So it goes back to the irony of us having all these massive rooms and the space to drag in and use live amps that we’re simply not anymore! There’s so much consistency and reliability in these setups and it’s just… easy! It’s consistent and it’s made everybody’s life so much better. Our monitoring engineer doesn’t need to change things, our front-of-house engineer doesn’t need to change things. There’s no chasing tones/mic placements at soundcheck – it’s already done!
When you’re mic’ing up a cab and trying to find the sweet spot, every time you go someplace, you have so many variables, even like different floor materials. Or if the room is big and open, you’re going to have a ‘boomy’ room. Your front-of-house engineer is always going to have to compensate for these things coming through a mic. You’re always going to be fighting these variables. But now, our front-of-house guy is just going, ‘OK, there’s Dan’s guitar’ and he pushes a button. He mutes it or unmutes it and doesn’t have to do much – maybe a slight adjustment to compensate for a room’s peak frequency. So, it’s a pre-done, studio-quality signal out to front-of-house every night.
Q: That must save you a lot of time setting up as well…
Oh, 100%. That’s another huge benefit: setting up and sound-checking. The great thing about IRs is knowing it’s going to be exactly the same tone every night. The only thing that’s going to be different is my playing but there’s no concern about what my guitar rig sounds like at all. It’s so good!

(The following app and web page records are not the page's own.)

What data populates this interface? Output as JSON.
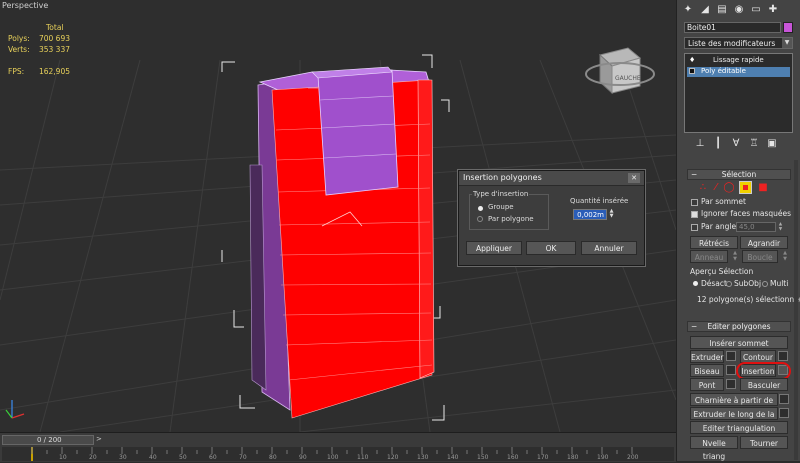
{
  "viewport": {
    "label": "Perspective",
    "stats": {
      "header": "Total",
      "rows": [
        {
          "key": "Polys:",
          "value": "700 693"
        },
        {
          "key": "Verts:",
          "value": "353 337"
        },
        {
          "key": "FPS:",
          "value": "162,905"
        }
      ]
    },
    "viewcube_label": "GAUCHE"
  },
  "dialog": {
    "title": "Insertion polygones",
    "type_group_label": "Type d'insertion",
    "option_group": "Groupe",
    "option_per_poly": "Par polygone",
    "amount_label": "Quantité insérée",
    "amount_value": "0,002m",
    "apply": "Appliquer",
    "ok": "OK",
    "cancel": "Annuler",
    "close": "✕"
  },
  "panel": {
    "object_name": "Boite01",
    "object_color": "#c855d8",
    "modifier_list": "Liste des modificateurs",
    "stack": [
      "Lissage rapide",
      "Poly éditable"
    ],
    "selection": {
      "title": "Sélection",
      "par_sommet": "Par sommet",
      "ignore_back": "Ignorer faces masquées",
      "par_angle": "Par angle :",
      "angle_value": "45,0",
      "shrink": "Rétrécis",
      "grow": "Agrandir",
      "ring": "Anneau",
      "loop": "Boucle",
      "preview_label": "Aperçu Sélection",
      "preview_off": "Désact",
      "preview_subobj": "SubObj",
      "preview_multi": "Multi",
      "status": "12 polygone(s) sélectionné(s)"
    },
    "edit_polys": {
      "title": "Editer polygones",
      "insert_vertex": "Insérer sommet",
      "extrude": "Extruder",
      "outline": "Contour",
      "bevel": "Biseau",
      "inset": "Insertion",
      "bridge": "Pont",
      "flip": "Basculer",
      "hinge": "Charnière à partir de l'arête",
      "extrude_spline": "Extruder le long de la spline",
      "edit_tri": "Editer triangulation",
      "retriangulate": "Nvelle triang",
      "turn": "Tourner"
    }
  },
  "timeline": {
    "frame": "0 / 200",
    "ticks": [
      "10",
      "20",
      "30",
      "40",
      "50",
      "60",
      "70",
      "80",
      "90",
      "100",
      "110",
      "120",
      "130",
      "140",
      "150",
      "160",
      "170",
      "180",
      "190",
      "200"
    ]
  },
  "colors": {
    "selected_face": "#ff0000",
    "mesh_purple": "#a450c8",
    "stats_text": "#e8d15a",
    "highlight_circle": "#e01010"
  }
}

Now I get to just run around and enjoy the show every night because my guitar sounds like it’s being done in a studio – it’s great! It’s made our show so much more fun!
Q: And what about the benefits of using IRs for recording?
Everybody has different speakers and different microphones. Or maybe you want to have different speakers and different microphones. Imagine you’re recording something and whatever you’re using isn’t quite giving what you want, so you think, ‘I want a JCM800 4×12 or a Mesa Rectifier 2×12 or a Fender Bassman 2×12 and I know a softer ribbon mic like a Royer 121 would kill on this right now!’ Well, the Celestion impulse responses have all of that!
So IRs do a couple of things: they’ve been mic’d up the best, plus you’ve got all the speaker mic location options – even on the open backs you can have a back mic on there if you want, which is genius! And you can blend it in if you want.
So, you’re sitting there recording and instead of having to keep running over, switching cabinets, moving microphones around – even to the extent of ‘this speaker’s great but it’s in the wrong cabinet – it’s a closed back and I need it in an open back’. Instead of having to stop and go off-air and take your cabinet apart and put that speaker in something else, you just go into the computer and scroll through these pre-done, pre-mic’d up, ready to go IRs and drop them in there until you go, ‘that’s exactly it’.
IRs make the workflow a lot faster if I’m in a creative space. I don’t have to stop and go tinker with gear, I can sit and focus more on what I’m doing because it’s just there. I don’t have to go and invest the time away from that creative space, like, ‘oh I’ve got to quit doing this and go get out a drill!’
Q: Is there anything you’d like to mention?
I’d like to add that I thoroughly enjoy getting to work with Celestion and appreciate the opportunity! Your speakers are amazing and the Celestion impulse responses are the best I’ve come across. They’re well thought-out and really well-done, so kudos! They’ve made my life so much better!
Dan is currently gearing up for November rehearsals and a two-week December stint in Las Vegas with Florida Georgia Line. Watch for upcoming announcements to view the build, tweak and perfect process as FGL and Dan prepare their live show for an extensive run of concerts in 2019.